Source records Block Start

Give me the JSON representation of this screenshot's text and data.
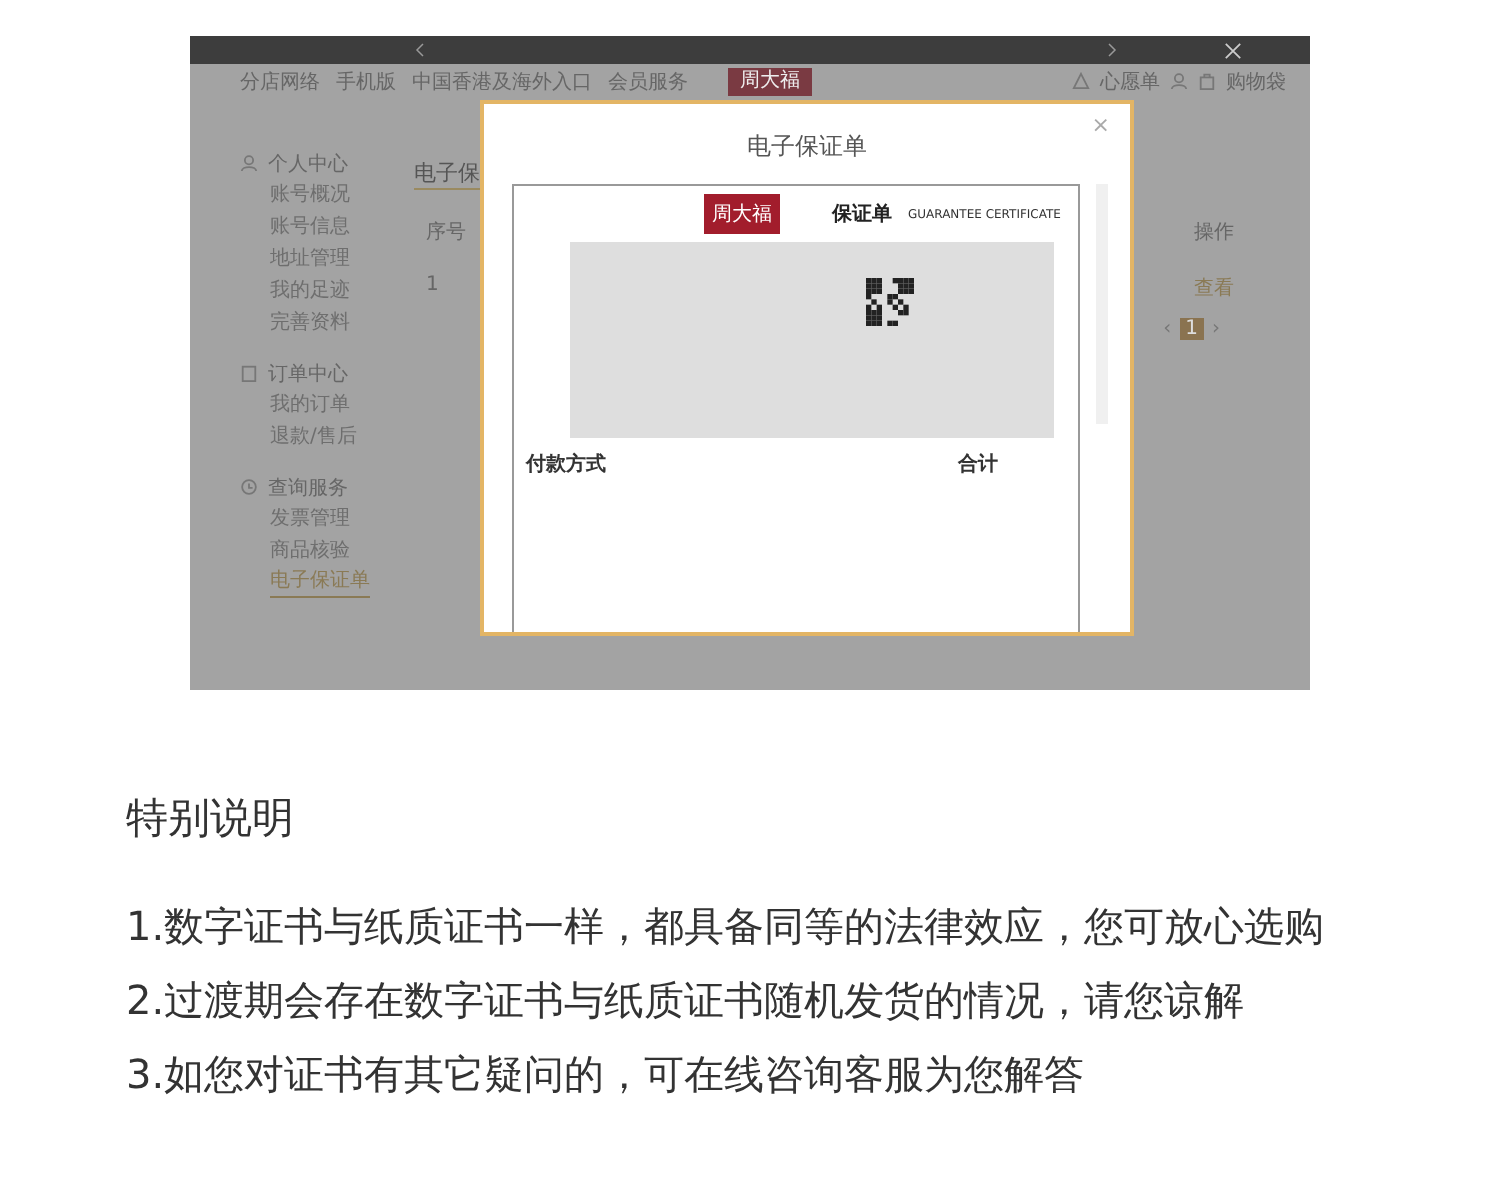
{
  "header": {
    "nav": [
      "分店网络",
      "手机版",
      "中国香港及海外入口",
      "会员服务"
    ],
    "logo": "周大福",
    "actions": [
      {
        "label": "心愿单"
      },
      {
        "label": "购物袋"
      }
    ]
  },
  "sidebar": {
    "groups": [
      {
        "title": "个人中心",
        "items": [
          {
            "label": "账号概况",
            "selected": false
          },
          {
            "label": "账号信息",
            "selected": false
          },
          {
            "label": "地址管理",
            "selected": false
          },
          {
            "label": "我的足迹",
            "selected": false
          },
          {
            "label": "完善资料",
            "selected": false
          }
        ]
      },
      {
        "title": "订单中心",
        "items": [
          {
            "label": "我的订单",
            "selected": false
          },
          {
            "label": "退款/售后",
            "selected": false
          }
        ]
      },
      {
        "title": "查询服务",
        "items": [
          {
            "label": "发票管理",
            "selected": false
          },
          {
            "label": "商品核验",
            "selected": false
          },
          {
            "label": "电子保证单",
            "selected": true
          }
        ]
      }
    ]
  },
  "main": {
    "title": "电子保",
    "columns": [
      "序号",
      "操作"
    ],
    "rows": [
      {
        "index": "1",
        "action": "查看"
      }
    ],
    "pagination": {
      "prev": "‹",
      "next": "›",
      "pages": [
        {
          "label": "1",
          "selected": true
        }
      ]
    }
  },
  "modal": {
    "title": "电子保证单",
    "close": "×",
    "certificate": {
      "logo": "周大福",
      "title": "保证单",
      "subtitle": "GUARANTEE CERTIFICATE",
      "payment_label": "付款方式",
      "total_label": "合计"
    }
  },
  "notes": {
    "title": "特别说明",
    "items": [
      "1.数字证书与纸质证书一样，都具备同等的法律效应，您可放心选购",
      "2.过渡期会存在数字证书与纸质证书随机发货的情况，请您谅解",
      "3.如您对证书有其它疑问的，可在线咨询客服为您解答"
    ]
  }
}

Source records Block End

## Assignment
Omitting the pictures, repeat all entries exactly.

## Output of the task
Give me the JSON representation of this screenshot's text and data.
{
  "header": {
    "nav": [
      "分店网络",
      "手机版",
      "中国香港及海外入口",
      "会员服务"
    ],
    "logo": "周大福",
    "actions": [
      {
        "label": "心愿单"
      },
      {
        "label": "购物袋"
      }
    ]
  },
  "sidebar": {
    "groups": [
      {
        "title": "个人中心",
        "items": [
          {
            "label": "账号概况",
            "selected": false
          },
          {
            "label": "账号信息",
            "selected": false
          },
          {
            "label": "地址管理",
            "selected": false
          },
          {
            "label": "我的足迹",
            "selected": false
          },
          {
            "label": "完善资料",
            "selected": false
          }
        ]
      },
      {
        "title": "订单中心",
        "items": [
          {
            "label": "我的订单",
            "selected": false
          },
          {
            "label": "退款/售后",
            "selected": false
          }
        ]
      },
      {
        "title": "查询服务",
        "items": [
          {
            "label": "发票管理",
            "selected": false
          },
          {
            "label": "商品核验",
            "selected": false
          },
          {
            "label": "电子保证单",
            "selected": true
          }
        ]
      }
    ]
  },
  "main": {
    "title": "电子保",
    "columns": [
      "序号",
      "操作"
    ],
    "rows": [
      {
        "index": "1",
        "action": "查看"
      }
    ],
    "pagination": {
      "prev": "‹",
      "next": "›",
      "pages": [
        {
          "label": "1",
          "selected": true
        }
      ]
    }
  },
  "modal": {
    "title": "电子保证单",
    "close": "×",
    "certificate": {
      "logo": "周大福",
      "title": "保证单",
      "subtitle": "GUARANTEE CERTIFICATE",
      "payment_label": "付款方式",
      "total_label": "合计"
    }
  },
  "notes": {
    "title": "特别说明",
    "items": [
      "1.数字证书与纸质证书一样，都具备同等的法律效应，您可放心选购",
      "2.过渡期会存在数字证书与纸质证书随机发货的情况，请您谅解",
      "3.如您对证书有其它疑问的，可在线咨询客服为您解答"
    ]
  }
}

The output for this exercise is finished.